Required work —
Write the full listing out again, word for word, but omit the pictures.

————————

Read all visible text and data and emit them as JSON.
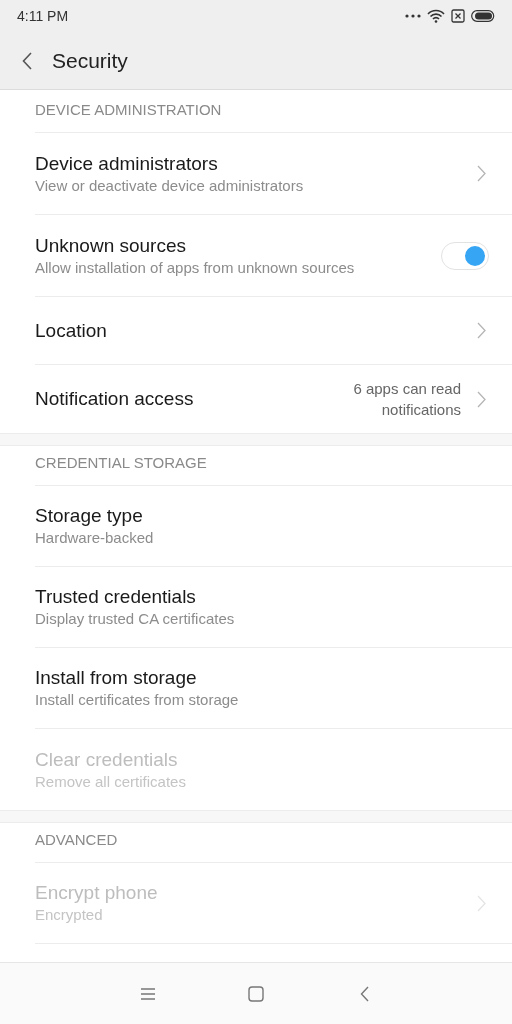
{
  "status_bar": {
    "time": "4:11 PM"
  },
  "header": {
    "title": "Security"
  },
  "sections": [
    {
      "title": "DEVICE ADMINISTRATION",
      "items": [
        {
          "kind": "chevron",
          "title": "Device administrators",
          "subtitle": "View or deactivate device administrators",
          "disabled": false
        },
        {
          "kind": "toggle",
          "title": "Unknown sources",
          "subtitle": "Allow installation of apps from unknown sources",
          "disabled": false,
          "on": true
        },
        {
          "kind": "chevron",
          "title": "Location",
          "disabled": false
        },
        {
          "kind": "chevron",
          "title": "Notification access",
          "value": "6 apps can read notifications",
          "disabled": false
        }
      ]
    },
    {
      "title": "CREDENTIAL STORAGE",
      "items": [
        {
          "kind": "plain",
          "title": "Storage type",
          "subtitle": "Hardware-backed",
          "disabled": false
        },
        {
          "kind": "plain",
          "title": "Trusted credentials",
          "subtitle": "Display trusted CA certificates",
          "disabled": false
        },
        {
          "kind": "plain",
          "title": "Install from storage",
          "subtitle": "Install certificates from storage",
          "disabled": false
        },
        {
          "kind": "plain",
          "title": "Clear credentials",
          "subtitle": "Remove all certificates",
          "disabled": true
        }
      ]
    },
    {
      "title": "ADVANCED",
      "items": [
        {
          "kind": "chevron",
          "title": "Encrypt phone",
          "subtitle": "Encrypted",
          "disabled": true
        }
      ]
    }
  ]
}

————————

Exercise result —
Read all visible text and data and emit them as JSON.
{
  "status_bar": {
    "time": "4:11 PM"
  },
  "header": {
    "title": "Security"
  },
  "sections": [
    {
      "title": "DEVICE ADMINISTRATION",
      "items": [
        {
          "kind": "chevron",
          "title": "Device administrators",
          "subtitle": "View or deactivate device administrators",
          "disabled": false
        },
        {
          "kind": "toggle",
          "title": "Unknown sources",
          "subtitle": "Allow installation of apps from unknown sources",
          "disabled": false,
          "on": true
        },
        {
          "kind": "chevron",
          "title": "Location",
          "disabled": false
        },
        {
          "kind": "chevron",
          "title": "Notification access",
          "value": "6 apps can read notifications",
          "disabled": false
        }
      ]
    },
    {
      "title": "CREDENTIAL STORAGE",
      "items": [
        {
          "kind": "plain",
          "title": "Storage type",
          "subtitle": "Hardware-backed",
          "disabled": false
        },
        {
          "kind": "plain",
          "title": "Trusted credentials",
          "subtitle": "Display trusted CA certificates",
          "disabled": false
        },
        {
          "kind": "plain",
          "title": "Install from storage",
          "subtitle": "Install certificates from storage",
          "disabled": false
        },
        {
          "kind": "plain",
          "title": "Clear credentials",
          "subtitle": "Remove all certificates",
          "disabled": true
        }
      ]
    },
    {
      "title": "ADVANCED",
      "items": [
        {
          "kind": "chevron",
          "title": "Encrypt phone",
          "subtitle": "Encrypted",
          "disabled": true
        }
      ]
    }
  ]
}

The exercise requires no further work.